What I like about the team board is that it gives the entire team complete traceability on one board, from the Product Owners to the Developers. Anyone can view the features in order of priority.  The backlog ranks all the stories, and you can view all the activities and tasks in the sprint columns.

At the end of our sprint, we will have a product increment.  This may or may not be released.  Our next part of this blog series and the final part will be on how to do release management in Trello.  This will include how to manage product increments that are not ready for release.

Creating retrospectives

Historically I have managed the majority of team meetings in Confluence.  I have even used tools like Smartdraw for Confluence to record my meeting notes.  I have since discovered, however, that Trello is a fantastic tool to record my meeting notes.

Below is an example of a retrospective board on Trello.


Every list is a retrospective which represents a meeting date.  Here we have a card for our major topics in a retrospective.  When it is time for the next retrospective, simply add a new list, or copy the previous list, and change the date!

Trello for Kanban

For Kanban teams the process is quite simple.  Remember our board?


Instead of using sprints, our Kanban team will just keep working from the backlog without using a time-box.

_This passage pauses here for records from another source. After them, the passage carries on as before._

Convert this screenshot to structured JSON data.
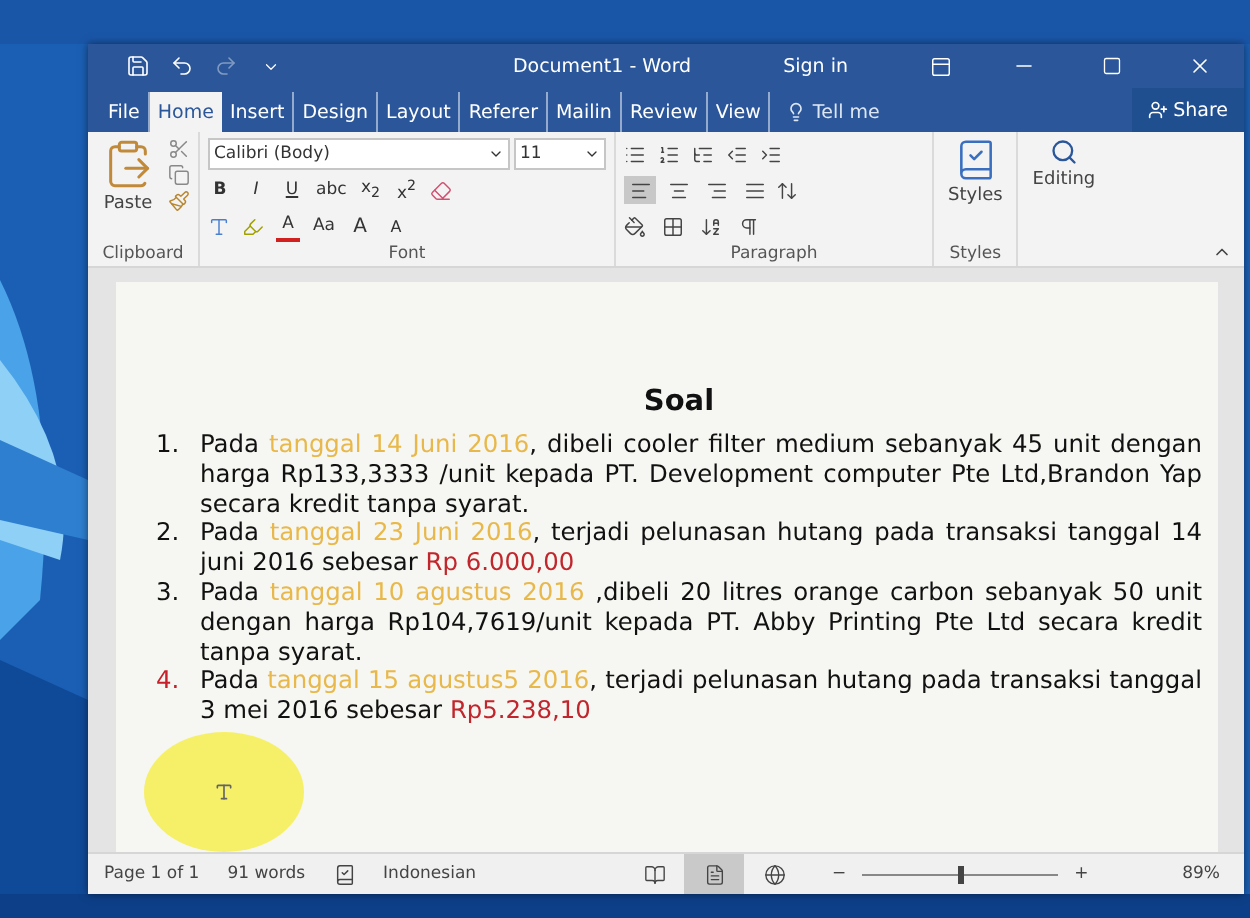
{
  "window": {
    "title": "Document1 - Word",
    "sign_in": "Sign in",
    "redo_disabled": true
  },
  "tabs": [
    {
      "label": "File",
      "selected": false
    },
    {
      "label": "Home",
      "selected": true
    },
    {
      "label": "Insert",
      "selected": false
    },
    {
      "label": "Design",
      "selected": false
    },
    {
      "label": "Layout",
      "selected": false
    },
    {
      "label": "Referer",
      "selected": false
    },
    {
      "label": "Mailin",
      "selected": false
    },
    {
      "label": "Review",
      "selected": false
    },
    {
      "label": "View",
      "selected": false
    }
  ],
  "tell_me": "Tell me",
  "share": "Share",
  "ribbon": {
    "clipboard": {
      "paste": "Paste",
      "label": "Clipboard"
    },
    "font": {
      "name": "Calibri (Body)",
      "size": "11",
      "format_buttons": [
        "B",
        "I",
        "U",
        "abc",
        "x$_{2}$",
        "x$^{2}$"
      ],
      "case": "Aa",
      "grow": "A",
      "shrink": "A",
      "font_color": "A",
      "label": "Font"
    },
    "paragraph": {
      "alignments": [
        {
          "kind": "left",
          "selected": true
        },
        {
          "kind": "center",
          "selected": false
        },
        {
          "kind": "right",
          "selected": false
        },
        {
          "kind": "justify",
          "selected": false
        }
      ],
      "label": "Paragraph"
    },
    "styles": {
      "button": "Styles",
      "label": "Styles"
    },
    "editing": {
      "button": "Editing"
    }
  },
  "document": {
    "title": "Soal",
    "items": [
      {
        "number": "1.",
        "flagged": false,
        "segments": [
          {
            "kind": "plain",
            "text": "Pada "
          },
          {
            "kind": "date",
            "text": "tanggal 14 Juni 2016"
          },
          {
            "kind": "plain",
            "text": ", dibeli cooler filter medium sebanyak 45 unit dengan harga Rp133,3333 /unit kepada PT. Development computer Pte Ltd,Brandon Yap secara kredit tanpa syarat."
          }
        ]
      },
      {
        "number": "2.",
        "flagged": false,
        "segments": [
          {
            "kind": "plain",
            "text": "Pada "
          },
          {
            "kind": "date",
            "text": "tanggal 23 Juni 2016"
          },
          {
            "kind": "plain",
            "text": ", terjadi pelunasan hutang pada transaksi tanggal 14 juni 2016 sebesar "
          },
          {
            "kind": "amount",
            "text": "Rp 6.000,00"
          }
        ]
      },
      {
        "number": "3.",
        "flagged": false,
        "segments": [
          {
            "kind": "plain",
            "text": "Pada "
          },
          {
            "kind": "date",
            "text": "tanggal 10 agustus 2016"
          },
          {
            "kind": "plain",
            "text": " ,dibeli 20 litres orange carbon sebanyak 50 unit dengan harga Rp104,7619/unit  kepada PT. Abby Printing Pte Ltd secara kredit tanpa syarat."
          }
        ]
      },
      {
        "number": "4.",
        "flagged": true,
        "segments": [
          {
            "kind": "plain",
            "text": "Pada "
          },
          {
            "kind": "date",
            "text": "tanggal 15 agustus5 2016"
          },
          {
            "kind": "plain",
            "text": ", terjadi pelunasan hutang pada transaksi tanggal 3 mei 2016 sebesar "
          },
          {
            "kind": "amount",
            "text": "Rp5.238,10"
          }
        ]
      }
    ]
  },
  "status_bar": {
    "page": "Page 1 of 1",
    "words": "91 words",
    "language": "Indonesian",
    "views": [
      {
        "kind": "read",
        "selected": false
      },
      {
        "kind": "print",
        "selected": true
      },
      {
        "kind": "web",
        "selected": false
      }
    ],
    "zoom_out": "−",
    "zoom_in": "+",
    "zoom": {
      "level": 0.5
    },
    "zoom_label": "89%"
  }
}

The same visibility is available to all our teams from the initial feature request, to the requirements to the release management (which will be covered in part 4).  So you might be asking yourself, what about 'Work in Progress (WIP)' limits?  There are two ways to do this.  Teams can put the WIP limits in the headers like in the example below.


The other option is to use a power-up.  Remember our power-up from part 1 called Agile Tools by Corrello?  This tool can also configure WIP limits for our board.  

Just go to your power-up settings like below, and select "Setup WIP limits".


From there configure your desired WIP limits, and click "save". Be sure to also check the box to enable WIP limits.


Now on your board, you will see the WIP limits in each card of the 'In progress' and 'Test' columns. (ie: 2/6 and 1/4).


Stay-tuned for our final blog in the series, part 4!

In this post, we explored how scrum and kanban teams can work within Trello to plan and execute their story development.  We covered how to assign requirements to the team on the team board.  We also described how to plan a sprint, execute a sprint, and create retrospectives.  And finally we showed how kanban teams can also use Trello.  

Join us again for the final blog in this series, Part 4, where we will share how you can use Trello for planning, scheduling and controlling your software build through release management.